_Provided records:_
----
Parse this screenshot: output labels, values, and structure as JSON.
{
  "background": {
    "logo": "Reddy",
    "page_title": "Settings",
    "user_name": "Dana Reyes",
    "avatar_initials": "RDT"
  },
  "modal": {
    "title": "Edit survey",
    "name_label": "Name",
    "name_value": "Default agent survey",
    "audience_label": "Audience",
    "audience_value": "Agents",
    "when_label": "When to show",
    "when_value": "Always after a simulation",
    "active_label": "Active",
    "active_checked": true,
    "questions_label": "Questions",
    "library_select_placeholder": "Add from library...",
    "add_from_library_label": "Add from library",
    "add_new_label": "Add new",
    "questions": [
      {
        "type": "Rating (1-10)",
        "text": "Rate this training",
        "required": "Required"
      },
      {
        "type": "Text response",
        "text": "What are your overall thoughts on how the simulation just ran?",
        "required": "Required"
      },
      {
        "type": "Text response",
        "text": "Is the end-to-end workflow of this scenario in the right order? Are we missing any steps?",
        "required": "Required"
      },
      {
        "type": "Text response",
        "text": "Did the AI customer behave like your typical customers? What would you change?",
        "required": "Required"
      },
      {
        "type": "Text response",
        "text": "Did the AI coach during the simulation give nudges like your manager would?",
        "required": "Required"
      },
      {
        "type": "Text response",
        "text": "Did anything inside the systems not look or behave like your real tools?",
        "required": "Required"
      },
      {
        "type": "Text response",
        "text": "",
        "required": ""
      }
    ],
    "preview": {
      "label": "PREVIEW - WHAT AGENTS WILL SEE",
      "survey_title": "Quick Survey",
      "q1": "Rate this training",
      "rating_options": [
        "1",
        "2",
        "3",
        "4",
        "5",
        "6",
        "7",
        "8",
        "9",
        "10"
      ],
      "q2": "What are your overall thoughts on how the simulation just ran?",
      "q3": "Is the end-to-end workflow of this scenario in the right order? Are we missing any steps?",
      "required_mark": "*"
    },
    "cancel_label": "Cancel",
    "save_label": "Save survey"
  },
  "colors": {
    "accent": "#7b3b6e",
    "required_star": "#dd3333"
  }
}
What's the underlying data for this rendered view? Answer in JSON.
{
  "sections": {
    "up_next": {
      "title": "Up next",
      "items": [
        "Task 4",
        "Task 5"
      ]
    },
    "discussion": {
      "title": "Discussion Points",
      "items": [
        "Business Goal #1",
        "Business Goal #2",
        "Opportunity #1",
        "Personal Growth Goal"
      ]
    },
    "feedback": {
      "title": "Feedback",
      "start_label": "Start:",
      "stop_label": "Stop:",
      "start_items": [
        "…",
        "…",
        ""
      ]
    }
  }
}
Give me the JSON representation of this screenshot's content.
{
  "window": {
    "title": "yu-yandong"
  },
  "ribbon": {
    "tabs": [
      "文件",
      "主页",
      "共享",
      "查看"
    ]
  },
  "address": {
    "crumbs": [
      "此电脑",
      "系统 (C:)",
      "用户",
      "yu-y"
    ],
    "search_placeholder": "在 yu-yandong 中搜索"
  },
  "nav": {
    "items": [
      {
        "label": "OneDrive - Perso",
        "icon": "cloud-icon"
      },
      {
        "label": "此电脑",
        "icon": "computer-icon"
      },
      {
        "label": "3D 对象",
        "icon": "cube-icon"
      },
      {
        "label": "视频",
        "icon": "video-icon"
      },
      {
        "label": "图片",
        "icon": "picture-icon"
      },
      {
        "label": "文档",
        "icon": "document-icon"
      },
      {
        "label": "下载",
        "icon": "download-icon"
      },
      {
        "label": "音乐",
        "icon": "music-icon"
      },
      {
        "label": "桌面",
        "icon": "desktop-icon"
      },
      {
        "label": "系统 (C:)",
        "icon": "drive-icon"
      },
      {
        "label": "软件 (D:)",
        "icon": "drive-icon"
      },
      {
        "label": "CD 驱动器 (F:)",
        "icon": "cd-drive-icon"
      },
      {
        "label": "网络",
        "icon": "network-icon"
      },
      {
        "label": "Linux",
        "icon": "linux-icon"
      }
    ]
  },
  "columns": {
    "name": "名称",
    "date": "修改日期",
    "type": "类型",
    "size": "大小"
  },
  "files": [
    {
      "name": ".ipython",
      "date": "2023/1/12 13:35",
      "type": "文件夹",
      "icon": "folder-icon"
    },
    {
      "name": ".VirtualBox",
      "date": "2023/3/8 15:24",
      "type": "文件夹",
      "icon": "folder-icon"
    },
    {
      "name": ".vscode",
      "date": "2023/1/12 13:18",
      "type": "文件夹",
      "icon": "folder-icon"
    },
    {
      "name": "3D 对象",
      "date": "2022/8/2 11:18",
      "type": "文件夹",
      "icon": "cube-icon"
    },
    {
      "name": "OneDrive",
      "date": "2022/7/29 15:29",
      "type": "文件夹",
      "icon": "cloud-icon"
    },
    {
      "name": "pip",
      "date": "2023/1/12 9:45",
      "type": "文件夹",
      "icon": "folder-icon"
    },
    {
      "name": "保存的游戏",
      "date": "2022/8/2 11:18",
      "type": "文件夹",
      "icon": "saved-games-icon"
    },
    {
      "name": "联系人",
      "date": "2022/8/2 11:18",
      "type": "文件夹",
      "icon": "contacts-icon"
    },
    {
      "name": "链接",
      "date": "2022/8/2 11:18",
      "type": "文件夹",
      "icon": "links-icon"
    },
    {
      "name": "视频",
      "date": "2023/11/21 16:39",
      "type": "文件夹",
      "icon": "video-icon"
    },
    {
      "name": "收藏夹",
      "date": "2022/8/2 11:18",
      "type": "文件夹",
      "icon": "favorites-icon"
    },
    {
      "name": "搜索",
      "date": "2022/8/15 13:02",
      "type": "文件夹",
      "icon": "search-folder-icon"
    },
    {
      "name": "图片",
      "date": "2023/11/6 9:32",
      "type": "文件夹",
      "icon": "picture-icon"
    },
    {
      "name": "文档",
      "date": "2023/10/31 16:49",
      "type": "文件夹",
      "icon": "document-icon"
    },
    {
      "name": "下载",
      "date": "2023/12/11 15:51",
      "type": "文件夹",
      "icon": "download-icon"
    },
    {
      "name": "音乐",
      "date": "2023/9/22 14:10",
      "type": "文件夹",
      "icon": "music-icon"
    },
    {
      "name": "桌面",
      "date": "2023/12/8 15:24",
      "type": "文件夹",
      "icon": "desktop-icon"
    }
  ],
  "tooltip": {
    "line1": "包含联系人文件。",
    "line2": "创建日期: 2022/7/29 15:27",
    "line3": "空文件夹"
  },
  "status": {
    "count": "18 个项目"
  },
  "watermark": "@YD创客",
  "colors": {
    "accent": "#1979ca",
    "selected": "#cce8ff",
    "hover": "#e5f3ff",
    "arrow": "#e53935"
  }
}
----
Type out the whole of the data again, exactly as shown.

_Answer below:_
Parse this screenshot: output labels, values, and structure as JSON.
{
  "background": {
    "logo": "Reddy",
    "page_title": "Settings",
    "user_name": "Dana Reyes",
    "avatar_initials": "RDT"
  },
  "modal": {
    "title": "Edit survey",
    "name_label": "Name",
    "name_value": "Default agent survey",
    "audience_label": "Audience",
    "audience_value": "Agents",
    "when_label": "When to show",
    "when_value": "Always after a simulation",
    "active_label": "Active",
    "active_checked": true,
    "questions_label": "Questions",
    "library_select_placeholder": "Add from library...",
    "add_from_library_label": "Add from library",
    "add_new_label": "Add new",
    "questions": [
      {
        "type": "Rating (1-10)",
        "text": "Rate this training",
        "required": "Required"
      },
      {
        "type": "Text response",
        "text": "What are your overall thoughts on how the simulation just ran?",
        "required": "Required"
      },
      {
        "type": "Text response",
        "text": "Is the end-to-end workflow of this scenario in the right order? Are we missing any steps?",
        "required": "Required"
      },
      {
        "type": "Text response",
        "text": "Did the AI customer behave like your typical customers? What would you change?",
        "required": "Required"
      },
      {
        "type": "Text response",
        "text": "Did the AI coach during the simulation give nudges like your manager would?",
        "required": "Required"
      },
      {
        "type": "Text response",
        "text": "Did anything inside the systems not look or behave like your real tools?",
        "required": "Required"
      },
      {
        "type": "Text response",
        "text": "",
        "required": ""
      }
    ],
    "preview": {
      "label": "PREVIEW - WHAT AGENTS WILL SEE",
      "survey_title": "Quick Survey",
      "q1": "Rate this training",
      "rating_options": [
        "1",
        "2",
        "3",
        "4",
        "5",
        "6",
        "7",
        "8",
        "9",
        "10"
      ],
      "q2": "What are your overall thoughts on how the simulation just ran?",
      "q3": "Is the end-to-end workflow of this scenario in the right order? Are we missing any steps?",
      "required_mark": "*"
    },
    "cancel_label": "Cancel",
    "save_label": "Save survey"
  },
  "colors": {
    "accent": "#7b3b6e",
    "required_star": "#dd3333"
  }
}
What's the underlying data for this rendered view? Answer in JSON.
{
  "sections": {
    "up_next": {
      "title": "Up next",
      "items": [
        "Task 4",
        "Task 5"
      ]
    },
    "discussion": {
      "title": "Discussion Points",
      "items": [
        "Business Goal #1",
        "Business Goal #2",
        "Opportunity #1",
        "Personal Growth Goal"
      ]
    },
    "feedback": {
      "title": "Feedback",
      "start_label": "Start:",
      "stop_label": "Stop:",
      "start_items": [
        "…",
        "…",
        ""
      ]
    }
  }
}
Give me the JSON representation of this screenshot's content.
{
  "window": {
    "title": "yu-yandong"
  },
  "ribbon": {
    "tabs": [
      "文件",
      "主页",
      "共享",
      "查看"
    ]
  },
  "address": {
    "crumbs": [
      "此电脑",
      "系统 (C:)",
      "用户",
      "yu-y"
    ],
    "search_placeholder": "在 yu-yandong 中搜索"
  },
  "nav": {
    "items": [
      {
        "label": "OneDrive - Perso",
        "icon": "cloud-icon"
      },
      {
        "label": "此电脑",
        "icon": "computer-icon"
      },
      {
        "label": "3D 对象",
        "icon": "cube-icon"
      },
      {
        "label": "视频",
        "icon": "video-icon"
      },
      {
        "label": "图片",
        "icon": "picture-icon"
      },
      {
        "label": "文档",
        "icon": "document-icon"
      },
      {
        "label": "下载",
        "icon": "download-icon"
      },
      {
        "label": "音乐",
        "icon": "music-icon"
      },
      {
        "label": "桌面",
        "icon": "desktop-icon"
      },
      {
        "label": "系统 (C:)",
        "icon": "drive-icon"
      },
      {
        "label": "软件 (D:)",
        "icon": "drive-icon"
      },
      {
        "label": "CD 驱动器 (F:)",
        "icon": "cd-drive-icon"
      },
      {
        "label": "网络",
        "icon": "network-icon"
      },
      {
        "label": "Linux",
        "icon": "linux-icon"
      }
    ]
  },
  "columns": {
    "name": "名称",
    "date": "修改日期",
    "type": "类型",
    "size": "大小"
  },
  "files": [
    {
      "name": ".ipython",
      "date": "2023/1/12 13:35",
      "type": "文件夹",
      "icon": "folder-icon"
    },
    {
      "name": ".VirtualBox",
      "date": "2023/3/8 15:24",
      "type": "文件夹",
      "icon": "folder-icon"
    },
    {
      "name": ".vscode",
      "date": "2023/1/12 13:18",
      "type": "文件夹",
      "icon": "folder-icon"
    },
    {
      "name": "3D 对象",
      "date": "2022/8/2 11:18",
      "type": "文件夹",
      "icon": "cube-icon"
    },
    {
      "name": "OneDrive",
      "date": "2022/7/29 15:29",
      "type": "文件夹",
      "icon": "cloud-icon"
    },
    {
      "name": "pip",
      "date": "2023/1/12 9:45",
      "type": "文件夹",
      "icon": "folder-icon"
    },
    {
      "name": "保存的游戏",
      "date": "2022/8/2 11:18",
      "type": "文件夹",
      "icon": "saved-games-icon"
    },
    {
      "name": "联系人",
      "date": "2022/8/2 11:18",
      "type": "文件夹",
      "icon": "contacts-icon"
    },
    {
      "name": "链接",
      "date": "2022/8/2 11:18",
      "type": "文件夹",
      "icon": "links-icon"
    },
    {
      "name": "视频",
      "date": "2023/11/21 16:39",
      "type": "文件夹",
      "icon": "video-icon"
    },
    {
      "name": "收藏夹",
      "date": "2022/8/2 11:18",
      "type": "文件夹",
      "icon": "favorites-icon"
    },
    {
      "name": "搜索",
      "date": "2022/8/15 13:02",
      "type": "文件夹",
      "icon": "search-folder-icon"
    },
    {
      "name": "图片",
      "date": "2023/11/6 9:32",
      "type": "文件夹",
      "icon": "picture-icon"
    },
    {
      "name": "文档",
      "date": "2023/10/31 16:49",
      "type": "文件夹",
      "icon": "document-icon"
    },
    {
      "name": "下载",
      "date": "2023/12/11 15:51",
      "type": "文件夹",
      "icon": "download-icon"
    },
    {
      "name": "音乐",
      "date": "2023/9/22 14:10",
      "type": "文件夹",
      "icon": "music-icon"
    },
    {
      "name": "桌面",
      "date": "2023/12/8 15:24",
      "type": "文件夹",
      "icon": "desktop-icon"
    }
  ],
  "tooltip": {
    "line1": "包含联系人文件。",
    "line2": "创建日期: 2022/7/29 15:27",
    "line3": "空文件夹"
  },
  "status": {
    "count": "18 个项目"
  },
  "watermark": "@YD创客",
  "colors": {
    "accent": "#1979ca",
    "selected": "#cce8ff",
    "hover": "#e5f3ff",
    "arrow": "#e53935"
  }
}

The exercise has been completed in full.